Doug recently served for 10 years a member of Block Island, Rhode Island’s, Historic District Commission which oversees the historic character of this landmark New England seaport. He continues to be a member of The Greenbrier Sporting Club Architectural Review Board at The Greenbrier Resort in West Virginia. He also served on the Capitol Square Preservation Council, which oversees the environs of Thomas Jefferson’s Virginia State Capitol (1788), and was appointed to this position by the Speaker of Virginia’s House of Delegates. Doug is Past President of the Preservation Alliance of Virginia, as well as of AIA James River and the Charlottesville-Albemarle AIA Section.

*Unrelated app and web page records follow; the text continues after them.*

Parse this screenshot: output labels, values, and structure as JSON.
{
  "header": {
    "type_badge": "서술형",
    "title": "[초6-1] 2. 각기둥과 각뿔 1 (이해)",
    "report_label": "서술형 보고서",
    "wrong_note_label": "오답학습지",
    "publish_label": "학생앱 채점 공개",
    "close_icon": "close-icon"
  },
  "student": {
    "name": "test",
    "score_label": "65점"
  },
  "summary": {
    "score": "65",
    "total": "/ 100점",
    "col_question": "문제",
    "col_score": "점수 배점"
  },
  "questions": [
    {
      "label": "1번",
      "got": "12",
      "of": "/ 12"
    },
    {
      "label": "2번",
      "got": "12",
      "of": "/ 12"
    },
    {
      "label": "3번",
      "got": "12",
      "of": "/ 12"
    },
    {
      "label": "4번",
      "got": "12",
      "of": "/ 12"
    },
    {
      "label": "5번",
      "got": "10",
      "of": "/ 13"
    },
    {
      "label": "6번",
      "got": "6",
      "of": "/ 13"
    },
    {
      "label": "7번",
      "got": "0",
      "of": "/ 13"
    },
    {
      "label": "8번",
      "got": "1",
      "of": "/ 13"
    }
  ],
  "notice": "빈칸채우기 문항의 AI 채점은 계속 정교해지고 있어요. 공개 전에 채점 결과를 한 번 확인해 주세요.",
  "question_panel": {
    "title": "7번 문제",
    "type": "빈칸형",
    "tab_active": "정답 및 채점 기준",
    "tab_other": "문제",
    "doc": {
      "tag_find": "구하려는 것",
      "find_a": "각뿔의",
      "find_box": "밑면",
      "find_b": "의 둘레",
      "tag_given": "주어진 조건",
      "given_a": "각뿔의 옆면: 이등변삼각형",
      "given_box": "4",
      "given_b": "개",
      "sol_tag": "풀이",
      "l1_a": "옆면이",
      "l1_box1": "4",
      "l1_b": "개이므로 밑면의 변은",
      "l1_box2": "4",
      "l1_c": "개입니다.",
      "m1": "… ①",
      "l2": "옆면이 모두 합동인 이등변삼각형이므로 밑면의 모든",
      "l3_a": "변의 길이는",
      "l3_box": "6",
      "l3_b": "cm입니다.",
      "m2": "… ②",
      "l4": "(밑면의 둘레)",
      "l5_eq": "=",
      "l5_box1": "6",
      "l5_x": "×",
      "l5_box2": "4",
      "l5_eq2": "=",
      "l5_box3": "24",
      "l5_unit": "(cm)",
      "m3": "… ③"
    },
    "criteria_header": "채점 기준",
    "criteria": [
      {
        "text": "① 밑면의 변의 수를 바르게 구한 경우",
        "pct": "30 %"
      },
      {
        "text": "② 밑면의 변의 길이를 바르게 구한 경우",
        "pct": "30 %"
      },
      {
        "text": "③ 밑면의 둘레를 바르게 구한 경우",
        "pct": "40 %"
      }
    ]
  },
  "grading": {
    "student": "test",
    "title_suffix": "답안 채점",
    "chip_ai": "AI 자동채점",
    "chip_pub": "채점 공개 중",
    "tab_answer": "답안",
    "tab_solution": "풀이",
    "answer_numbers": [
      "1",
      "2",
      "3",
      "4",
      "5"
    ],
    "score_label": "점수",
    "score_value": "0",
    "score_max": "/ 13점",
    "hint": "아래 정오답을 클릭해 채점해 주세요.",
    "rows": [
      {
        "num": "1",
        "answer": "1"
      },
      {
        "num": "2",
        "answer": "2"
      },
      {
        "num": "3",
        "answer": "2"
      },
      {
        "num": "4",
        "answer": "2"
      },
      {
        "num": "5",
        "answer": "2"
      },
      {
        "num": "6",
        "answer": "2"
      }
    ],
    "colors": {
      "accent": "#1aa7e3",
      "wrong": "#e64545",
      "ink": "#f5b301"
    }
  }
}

In addition to architecture, Doug’s interests include hiking with his wife and Labrador retriever, general aviation, culinary adventures, clamming, single-malt whiskeys, and Jaguars.
Where did you go to college?
1974 BS, Architectural Studies, University of Illinois, Champaign-Urbana, which included the Senior year at Unite Pedagogique d’Architecture Nr. 3 (former Ecole des Beaux-Arts in Architecture) in Versailles. 1976 M. Arch, University of Illinois, Champaign-Urbana
Would you recommend studying architecture to a young person?
Absolutely. It offers a diverse professional spectrum of possibilities. It’s not just the design of new cities and corporate headquarters. When I hear high school students take pride in learning CAD in school, I tell them to take courses in free-hand drawing because you can’t always design on the fly with a laptop in the middle of a field. And when I would meet with students who said they can’t draw, I tell them that many successful architects provide financial management for firms, or work for non-architectural businesses such as banking and development and governmental agencies.
What does it take to be an architect?
Humility. That’s what I was told by Milton Grigg, FAIA when I was hired in 1976. I am paraphrasing, but he said to me on my first day “Now that your school has taught you the basic essentials of design, structures, construction drawing, and contracts, we’ll teach you humility”.
Was there an architect that particularly inspired you?
Several. And a wide range. Eero Saarinen, Hector Guimard, Howard Van Doren Shaw and David Adler, John Soane, Charles Moore, Walter Macomber (first Resident Architect at Colonial Williamsburg), and the guys who made the mistake in hiring me: Milton Grigg, ‘Hank’ Browne, and Jay Dalgliesh.
What are you currently reading?
A Stephen King novel.
What’s the best meal you’ve ever had?
Probably the complete experience of food and setting at ‘Brasserie Flo’ in Paris…a remarkable ‘Belle Epoque’ restaurant.
Why do you volunteer with the AIA?
Just getting involved in the AIA encourages personal volunteer activities. My first AIA meeting was attending a James River Chapter AIA get-together at the Tredegar Works in 1977. I went in solo, not knowing a soul. All of a sudden, Bob Boynton came over and introduced himself, then took me around for me to meet most of those at the party. I’ll never forget that introduction by Bob, and that ignited my desire to help others either through the AIA, or via outside groups and organizations and local governments.